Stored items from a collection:
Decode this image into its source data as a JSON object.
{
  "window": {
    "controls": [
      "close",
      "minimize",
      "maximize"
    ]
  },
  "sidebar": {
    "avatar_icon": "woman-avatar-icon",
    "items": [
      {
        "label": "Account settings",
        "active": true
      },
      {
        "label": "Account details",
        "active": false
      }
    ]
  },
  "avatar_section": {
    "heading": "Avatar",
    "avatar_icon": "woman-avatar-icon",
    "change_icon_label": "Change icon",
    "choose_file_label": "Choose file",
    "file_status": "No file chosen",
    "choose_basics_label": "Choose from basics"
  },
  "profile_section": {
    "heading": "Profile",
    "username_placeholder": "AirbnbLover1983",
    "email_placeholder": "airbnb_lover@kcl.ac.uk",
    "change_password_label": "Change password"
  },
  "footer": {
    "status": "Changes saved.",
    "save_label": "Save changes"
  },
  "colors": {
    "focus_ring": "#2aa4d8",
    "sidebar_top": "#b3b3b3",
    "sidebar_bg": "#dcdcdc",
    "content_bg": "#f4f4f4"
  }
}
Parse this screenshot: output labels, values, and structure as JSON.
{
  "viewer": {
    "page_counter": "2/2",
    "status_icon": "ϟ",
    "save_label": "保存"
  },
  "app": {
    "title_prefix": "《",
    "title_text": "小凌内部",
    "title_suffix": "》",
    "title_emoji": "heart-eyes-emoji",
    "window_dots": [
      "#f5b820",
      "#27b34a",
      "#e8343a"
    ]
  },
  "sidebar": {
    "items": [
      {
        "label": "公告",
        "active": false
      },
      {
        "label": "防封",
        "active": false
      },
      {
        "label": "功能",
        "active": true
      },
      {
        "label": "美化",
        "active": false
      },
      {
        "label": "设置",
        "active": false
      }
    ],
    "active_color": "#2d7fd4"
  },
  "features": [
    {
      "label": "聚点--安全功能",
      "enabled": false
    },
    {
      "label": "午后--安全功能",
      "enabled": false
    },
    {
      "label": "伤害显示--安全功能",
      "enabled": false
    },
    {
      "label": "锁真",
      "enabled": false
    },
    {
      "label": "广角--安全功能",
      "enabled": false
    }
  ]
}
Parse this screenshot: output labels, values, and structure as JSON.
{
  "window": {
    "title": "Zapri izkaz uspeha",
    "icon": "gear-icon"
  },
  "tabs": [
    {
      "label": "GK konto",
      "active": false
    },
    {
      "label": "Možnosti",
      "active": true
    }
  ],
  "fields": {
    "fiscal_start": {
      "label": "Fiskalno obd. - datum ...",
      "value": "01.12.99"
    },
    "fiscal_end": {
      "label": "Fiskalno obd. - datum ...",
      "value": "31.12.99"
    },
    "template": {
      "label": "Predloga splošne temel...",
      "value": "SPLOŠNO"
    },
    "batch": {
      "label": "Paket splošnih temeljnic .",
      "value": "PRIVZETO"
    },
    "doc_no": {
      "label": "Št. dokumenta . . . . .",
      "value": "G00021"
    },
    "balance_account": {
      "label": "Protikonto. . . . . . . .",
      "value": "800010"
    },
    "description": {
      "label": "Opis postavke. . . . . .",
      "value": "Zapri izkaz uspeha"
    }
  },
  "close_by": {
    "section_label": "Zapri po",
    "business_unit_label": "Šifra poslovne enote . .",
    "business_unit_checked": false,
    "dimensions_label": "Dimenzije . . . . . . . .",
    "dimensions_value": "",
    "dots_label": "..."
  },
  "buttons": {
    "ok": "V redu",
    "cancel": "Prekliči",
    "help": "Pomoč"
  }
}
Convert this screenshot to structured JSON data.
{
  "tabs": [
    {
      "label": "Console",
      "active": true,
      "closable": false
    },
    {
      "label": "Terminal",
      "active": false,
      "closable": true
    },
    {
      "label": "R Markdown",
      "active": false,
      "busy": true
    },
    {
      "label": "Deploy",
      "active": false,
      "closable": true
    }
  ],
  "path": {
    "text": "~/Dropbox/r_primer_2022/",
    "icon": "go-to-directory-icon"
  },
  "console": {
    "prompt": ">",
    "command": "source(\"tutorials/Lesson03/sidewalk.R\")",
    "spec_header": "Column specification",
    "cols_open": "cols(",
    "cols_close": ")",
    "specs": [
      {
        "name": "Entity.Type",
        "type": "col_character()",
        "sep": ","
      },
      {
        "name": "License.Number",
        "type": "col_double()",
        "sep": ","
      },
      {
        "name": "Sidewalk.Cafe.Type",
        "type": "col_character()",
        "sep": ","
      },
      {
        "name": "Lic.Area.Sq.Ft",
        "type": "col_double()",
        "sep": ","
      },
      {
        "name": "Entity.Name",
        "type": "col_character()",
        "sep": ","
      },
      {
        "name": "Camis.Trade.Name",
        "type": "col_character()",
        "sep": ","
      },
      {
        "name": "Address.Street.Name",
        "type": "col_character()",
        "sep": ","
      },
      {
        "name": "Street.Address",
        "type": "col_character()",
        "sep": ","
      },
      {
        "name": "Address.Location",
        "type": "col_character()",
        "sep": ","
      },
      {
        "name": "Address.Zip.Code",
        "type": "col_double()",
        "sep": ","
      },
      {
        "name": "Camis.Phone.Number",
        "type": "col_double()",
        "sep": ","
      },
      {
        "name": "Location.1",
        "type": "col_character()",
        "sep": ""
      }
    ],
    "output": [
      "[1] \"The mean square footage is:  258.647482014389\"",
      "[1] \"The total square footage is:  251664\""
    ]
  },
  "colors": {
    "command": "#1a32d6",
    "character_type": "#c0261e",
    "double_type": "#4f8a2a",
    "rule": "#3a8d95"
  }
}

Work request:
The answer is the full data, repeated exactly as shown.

Solution for this problem:
Decode this image into its source data as a JSON object.
{
  "window": {
    "controls": [
      "close",
      "minimize",
      "maximize"
    ]
  },
  "sidebar": {
    "avatar_icon": "woman-avatar-icon",
    "items": [
      {
        "label": "Account settings",
        "active": true
      },
      {
        "label": "Account details",
        "active": false
      }
    ]
  },
  "avatar_section": {
    "heading": "Avatar",
    "avatar_icon": "woman-avatar-icon",
    "change_icon_label": "Change icon",
    "choose_file_label": "Choose file",
    "file_status": "No file chosen",
    "choose_basics_label": "Choose from basics"
  },
  "profile_section": {
    "heading": "Profile",
    "username_placeholder": "AirbnbLover1983",
    "email_placeholder": "airbnb_lover@kcl.ac.uk",
    "change_password_label": "Change password"
  },
  "footer": {
    "status": "Changes saved.",
    "save_label": "Save changes"
  },
  "colors": {
    "focus_ring": "#2aa4d8",
    "sidebar_top": "#b3b3b3",
    "sidebar_bg": "#dcdcdc",
    "content_bg": "#f4f4f4"
  }
}
Parse this screenshot: output labels, values, and structure as JSON.
{
  "viewer": {
    "page_counter": "2/2",
    "status_icon": "ϟ",
    "save_label": "保存"
  },
  "app": {
    "title_prefix": "《",
    "title_text": "小凌内部",
    "title_suffix": "》",
    "title_emoji": "heart-eyes-emoji",
    "window_dots": [
      "#f5b820",
      "#27b34a",
      "#e8343a"
    ]
  },
  "sidebar": {
    "items": [
      {
        "label": "公告",
        "active": false
      },
      {
        "label": "防封",
        "active": false
      },
      {
        "label": "功能",
        "active": true
      },
      {
        "label": "美化",
        "active": false
      },
      {
        "label": "设置",
        "active": false
      }
    ],
    "active_color": "#2d7fd4"
  },
  "features": [
    {
      "label": "聚点--安全功能",
      "enabled": false
    },
    {
      "label": "午后--安全功能",
      "enabled": false
    },
    {
      "label": "伤害显示--安全功能",
      "enabled": false
    },
    {
      "label": "锁真",
      "enabled": false
    },
    {
      "label": "广角--安全功能",
      "enabled": false
    }
  ]
}
Parse this screenshot: output labels, values, and structure as JSON.
{
  "window": {
    "title": "Zapri izkaz uspeha",
    "icon": "gear-icon"
  },
  "tabs": [
    {
      "label": "GK konto",
      "active": false
    },
    {
      "label": "Možnosti",
      "active": true
    }
  ],
  "fields": {
    "fiscal_start": {
      "label": "Fiskalno obd. - datum ...",
      "value": "01.12.99"
    },
    "fiscal_end": {
      "label": "Fiskalno obd. - datum ...",
      "value": "31.12.99"
    },
    "template": {
      "label": "Predloga splošne temel...",
      "value": "SPLOŠNO"
    },
    "batch": {
      "label": "Paket splošnih temeljnic .",
      "value": "PRIVZETO"
    },
    "doc_no": {
      "label": "Št. dokumenta . . . . .",
      "value": "G00021"
    },
    "balance_account": {
      "label": "Protikonto. . . . . . . .",
      "value": "800010"
    },
    "description": {
      "label": "Opis postavke. . . . . .",
      "value": "Zapri izkaz uspeha"
    }
  },
  "close_by": {
    "section_label": "Zapri po",
    "business_unit_label": "Šifra poslovne enote . .",
    "business_unit_checked": false,
    "dimensions_label": "Dimenzije . . . . . . . .",
    "dimensions_value": "",
    "dots_label": "..."
  },
  "buttons": {
    "ok": "V redu",
    "cancel": "Prekliči",
    "help": "Pomoč"
  }
}
Convert this screenshot to structured JSON data.
{
  "tabs": [
    {
      "label": "Console",
      "active": true,
      "closable": false
    },
    {
      "label": "Terminal",
      "active": false,
      "closable": true
    },
    {
      "label": "R Markdown",
      "active": false,
      "busy": true
    },
    {
      "label": "Deploy",
      "active": false,
      "closable": true
    }
  ],
  "path": {
    "text": "~/Dropbox/r_primer_2022/",
    "icon": "go-to-directory-icon"
  },
  "console": {
    "prompt": ">",
    "command": "source(\"tutorials/Lesson03/sidewalk.R\")",
    "spec_header": "Column specification",
    "cols_open": "cols(",
    "cols_close": ")",
    "specs": [
      {
        "name": "Entity.Type",
        "type": "col_character()",
        "sep": ","
      },
      {
        "name": "License.Number",
        "type": "col_double()",
        "sep": ","
      },
      {
        "name": "Sidewalk.Cafe.Type",
        "type": "col_character()",
        "sep": ","
      },
      {
        "name": "Lic.Area.Sq.Ft",
        "type": "col_double()",
        "sep": ","
      },
      {
        "name": "Entity.Name",
        "type": "col_character()",
        "sep": ","
      },
      {
        "name": "Camis.Trade.Name",
        "type": "col_character()",
        "sep": ","
      },
      {
        "name": "Address.Street.Name",
        "type": "col_character()",
        "sep": ","
      },
      {
        "name": "Street.Address",
        "type": "col_character()",
        "sep": ","
      },
      {
        "name": "Address.Location",
        "type": "col_character()",
        "sep": ","
      },
      {
        "name": "Address.Zip.Code",
        "type": "col_double()",
        "sep": ","
      },
      {
        "name": "Camis.Phone.Number",
        "type": "col_double()",
        "sep": ","
      },
      {
        "name": "Location.1",
        "type": "col_character()",
        "sep": ""
      }
    ],
    "output": [
      "[1] \"The mean square footage is:  258.647482014389\"",
      "[1] \"The total square footage is:  251664\""
    ]
  },
  "colors": {
    "command": "#1a32d6",
    "character_type": "#c0261e",
    "double_type": "#4f8a2a",
    "rule": "#3a8d95"
  }
}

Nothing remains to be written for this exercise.